> [Task goal] Check every line of the records below for the string "indicator" and copy the ones that have it.

%%

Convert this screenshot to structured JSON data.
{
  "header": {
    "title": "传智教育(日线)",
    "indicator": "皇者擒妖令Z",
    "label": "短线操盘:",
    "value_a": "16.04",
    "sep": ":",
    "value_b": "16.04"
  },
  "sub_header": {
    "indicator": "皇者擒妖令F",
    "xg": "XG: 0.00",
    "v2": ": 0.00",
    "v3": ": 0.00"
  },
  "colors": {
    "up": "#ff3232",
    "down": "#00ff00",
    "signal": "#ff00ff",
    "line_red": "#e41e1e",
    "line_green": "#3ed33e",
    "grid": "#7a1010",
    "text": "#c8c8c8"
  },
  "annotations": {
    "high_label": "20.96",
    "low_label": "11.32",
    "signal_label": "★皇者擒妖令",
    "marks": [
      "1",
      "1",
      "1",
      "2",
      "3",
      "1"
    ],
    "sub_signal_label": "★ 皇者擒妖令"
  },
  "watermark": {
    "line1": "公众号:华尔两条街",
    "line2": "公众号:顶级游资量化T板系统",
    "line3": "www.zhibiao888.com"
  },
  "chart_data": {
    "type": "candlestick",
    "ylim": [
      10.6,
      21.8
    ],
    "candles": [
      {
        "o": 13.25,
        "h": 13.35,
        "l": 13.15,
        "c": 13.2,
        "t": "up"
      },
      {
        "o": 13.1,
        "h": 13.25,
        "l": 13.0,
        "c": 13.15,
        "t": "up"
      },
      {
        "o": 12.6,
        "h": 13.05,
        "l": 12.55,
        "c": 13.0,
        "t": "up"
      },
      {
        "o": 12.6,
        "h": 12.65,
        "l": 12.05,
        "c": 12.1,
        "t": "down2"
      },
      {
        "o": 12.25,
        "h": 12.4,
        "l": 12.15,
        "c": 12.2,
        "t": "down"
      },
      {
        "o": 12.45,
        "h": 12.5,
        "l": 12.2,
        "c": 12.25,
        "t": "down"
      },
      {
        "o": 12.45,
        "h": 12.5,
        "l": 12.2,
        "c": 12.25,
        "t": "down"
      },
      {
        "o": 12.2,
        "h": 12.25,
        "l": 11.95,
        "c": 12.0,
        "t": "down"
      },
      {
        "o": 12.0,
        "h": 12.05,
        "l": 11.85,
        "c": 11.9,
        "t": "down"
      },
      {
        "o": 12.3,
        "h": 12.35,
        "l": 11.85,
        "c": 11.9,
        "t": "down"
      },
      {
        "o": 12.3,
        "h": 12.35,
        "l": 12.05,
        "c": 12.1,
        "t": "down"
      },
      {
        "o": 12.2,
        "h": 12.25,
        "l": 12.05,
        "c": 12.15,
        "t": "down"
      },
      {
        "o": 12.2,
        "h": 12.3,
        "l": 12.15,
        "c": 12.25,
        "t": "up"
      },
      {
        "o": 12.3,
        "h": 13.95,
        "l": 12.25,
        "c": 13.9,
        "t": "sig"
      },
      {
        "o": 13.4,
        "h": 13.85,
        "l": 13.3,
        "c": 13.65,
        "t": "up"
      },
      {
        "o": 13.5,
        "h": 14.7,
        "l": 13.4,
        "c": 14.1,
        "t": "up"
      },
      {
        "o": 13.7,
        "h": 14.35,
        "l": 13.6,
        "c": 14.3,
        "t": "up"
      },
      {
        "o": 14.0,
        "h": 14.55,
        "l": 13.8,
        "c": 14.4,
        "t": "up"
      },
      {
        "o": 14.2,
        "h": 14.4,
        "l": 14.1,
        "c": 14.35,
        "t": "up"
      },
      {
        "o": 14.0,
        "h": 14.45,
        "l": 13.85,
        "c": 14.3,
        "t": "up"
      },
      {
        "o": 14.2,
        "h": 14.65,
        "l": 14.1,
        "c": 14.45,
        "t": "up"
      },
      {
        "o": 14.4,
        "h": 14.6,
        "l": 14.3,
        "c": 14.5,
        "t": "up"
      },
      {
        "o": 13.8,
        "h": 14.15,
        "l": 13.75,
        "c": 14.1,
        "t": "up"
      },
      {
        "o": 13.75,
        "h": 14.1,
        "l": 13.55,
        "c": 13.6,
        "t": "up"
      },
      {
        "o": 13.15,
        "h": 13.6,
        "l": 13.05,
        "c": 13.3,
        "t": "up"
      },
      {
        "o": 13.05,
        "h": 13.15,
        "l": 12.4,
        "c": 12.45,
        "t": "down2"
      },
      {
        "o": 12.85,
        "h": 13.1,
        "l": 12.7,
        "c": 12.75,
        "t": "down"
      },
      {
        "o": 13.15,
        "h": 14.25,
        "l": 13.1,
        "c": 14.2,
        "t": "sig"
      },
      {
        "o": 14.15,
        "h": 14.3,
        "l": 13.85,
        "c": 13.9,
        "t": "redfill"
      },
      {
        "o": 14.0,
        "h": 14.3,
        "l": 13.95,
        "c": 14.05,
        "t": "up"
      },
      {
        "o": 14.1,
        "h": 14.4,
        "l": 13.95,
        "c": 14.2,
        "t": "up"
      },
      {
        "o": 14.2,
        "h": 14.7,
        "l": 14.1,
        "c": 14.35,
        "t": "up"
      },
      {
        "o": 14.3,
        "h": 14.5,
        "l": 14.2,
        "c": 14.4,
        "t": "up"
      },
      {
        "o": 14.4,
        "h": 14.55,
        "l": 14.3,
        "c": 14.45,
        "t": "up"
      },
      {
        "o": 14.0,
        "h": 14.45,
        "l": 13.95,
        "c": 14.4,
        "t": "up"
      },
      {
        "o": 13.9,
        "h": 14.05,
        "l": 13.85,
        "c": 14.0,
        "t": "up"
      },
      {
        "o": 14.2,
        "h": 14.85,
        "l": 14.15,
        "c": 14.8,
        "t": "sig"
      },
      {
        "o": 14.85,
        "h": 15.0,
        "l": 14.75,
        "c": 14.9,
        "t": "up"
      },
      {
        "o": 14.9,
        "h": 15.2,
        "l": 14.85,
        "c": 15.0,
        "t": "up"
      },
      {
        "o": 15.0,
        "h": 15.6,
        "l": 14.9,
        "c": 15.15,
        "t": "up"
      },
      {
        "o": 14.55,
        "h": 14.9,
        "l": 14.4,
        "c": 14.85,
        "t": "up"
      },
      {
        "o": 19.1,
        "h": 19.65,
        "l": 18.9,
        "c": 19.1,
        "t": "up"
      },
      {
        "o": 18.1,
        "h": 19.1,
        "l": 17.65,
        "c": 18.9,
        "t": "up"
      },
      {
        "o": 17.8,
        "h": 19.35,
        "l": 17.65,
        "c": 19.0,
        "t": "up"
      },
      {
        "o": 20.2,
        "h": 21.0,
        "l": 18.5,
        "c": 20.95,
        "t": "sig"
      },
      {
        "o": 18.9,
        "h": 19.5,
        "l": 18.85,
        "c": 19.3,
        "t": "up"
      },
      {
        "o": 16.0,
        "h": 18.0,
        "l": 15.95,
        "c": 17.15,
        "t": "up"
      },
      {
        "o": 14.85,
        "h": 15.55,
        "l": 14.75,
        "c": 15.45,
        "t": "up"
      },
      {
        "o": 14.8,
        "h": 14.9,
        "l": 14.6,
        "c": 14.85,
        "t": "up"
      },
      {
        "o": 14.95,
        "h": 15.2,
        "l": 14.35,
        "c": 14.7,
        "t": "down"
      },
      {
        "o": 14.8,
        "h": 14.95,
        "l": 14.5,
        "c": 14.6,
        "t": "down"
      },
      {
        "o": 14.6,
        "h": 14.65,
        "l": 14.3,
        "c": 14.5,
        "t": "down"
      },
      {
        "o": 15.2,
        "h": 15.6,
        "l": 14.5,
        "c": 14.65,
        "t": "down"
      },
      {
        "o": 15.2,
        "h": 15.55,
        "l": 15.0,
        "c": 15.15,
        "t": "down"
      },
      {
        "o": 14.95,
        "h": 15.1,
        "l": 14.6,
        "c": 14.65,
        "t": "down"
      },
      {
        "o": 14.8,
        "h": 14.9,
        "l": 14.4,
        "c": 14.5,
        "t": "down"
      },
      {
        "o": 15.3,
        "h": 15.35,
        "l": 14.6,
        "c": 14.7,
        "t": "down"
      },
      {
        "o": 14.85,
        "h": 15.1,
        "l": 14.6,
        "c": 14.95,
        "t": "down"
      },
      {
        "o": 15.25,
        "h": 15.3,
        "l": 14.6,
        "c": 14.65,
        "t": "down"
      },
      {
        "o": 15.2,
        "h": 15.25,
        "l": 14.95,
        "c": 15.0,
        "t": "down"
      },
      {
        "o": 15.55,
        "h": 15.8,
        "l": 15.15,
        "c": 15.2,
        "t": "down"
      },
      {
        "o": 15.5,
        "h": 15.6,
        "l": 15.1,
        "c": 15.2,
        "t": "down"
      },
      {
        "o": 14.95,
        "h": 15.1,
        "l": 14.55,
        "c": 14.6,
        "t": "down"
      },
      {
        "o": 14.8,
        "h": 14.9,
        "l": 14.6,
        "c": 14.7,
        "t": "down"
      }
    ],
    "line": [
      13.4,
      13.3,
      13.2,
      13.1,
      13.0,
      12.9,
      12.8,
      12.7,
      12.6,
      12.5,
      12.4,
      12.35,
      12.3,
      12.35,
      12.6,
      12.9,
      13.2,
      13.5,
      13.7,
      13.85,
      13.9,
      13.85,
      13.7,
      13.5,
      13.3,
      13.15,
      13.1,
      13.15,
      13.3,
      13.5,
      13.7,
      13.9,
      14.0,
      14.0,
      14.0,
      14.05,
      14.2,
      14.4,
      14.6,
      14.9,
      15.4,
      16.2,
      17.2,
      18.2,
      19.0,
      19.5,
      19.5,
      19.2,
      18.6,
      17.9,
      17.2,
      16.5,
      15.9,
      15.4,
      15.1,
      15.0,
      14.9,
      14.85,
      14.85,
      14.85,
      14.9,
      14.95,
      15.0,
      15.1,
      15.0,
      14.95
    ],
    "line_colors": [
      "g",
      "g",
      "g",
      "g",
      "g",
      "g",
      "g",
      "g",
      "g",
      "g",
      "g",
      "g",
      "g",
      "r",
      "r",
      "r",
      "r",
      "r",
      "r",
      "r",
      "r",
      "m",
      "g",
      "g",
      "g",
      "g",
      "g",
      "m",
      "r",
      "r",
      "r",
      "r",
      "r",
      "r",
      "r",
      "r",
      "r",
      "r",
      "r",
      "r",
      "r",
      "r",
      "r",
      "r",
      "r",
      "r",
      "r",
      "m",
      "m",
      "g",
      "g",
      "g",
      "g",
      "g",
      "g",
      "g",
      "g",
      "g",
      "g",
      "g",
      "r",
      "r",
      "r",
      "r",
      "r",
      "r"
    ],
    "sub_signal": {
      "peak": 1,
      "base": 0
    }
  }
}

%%

> [Task response]
    "indicator": "皇者擒妖令Z",
    "indicator": "皇者擒妖令F",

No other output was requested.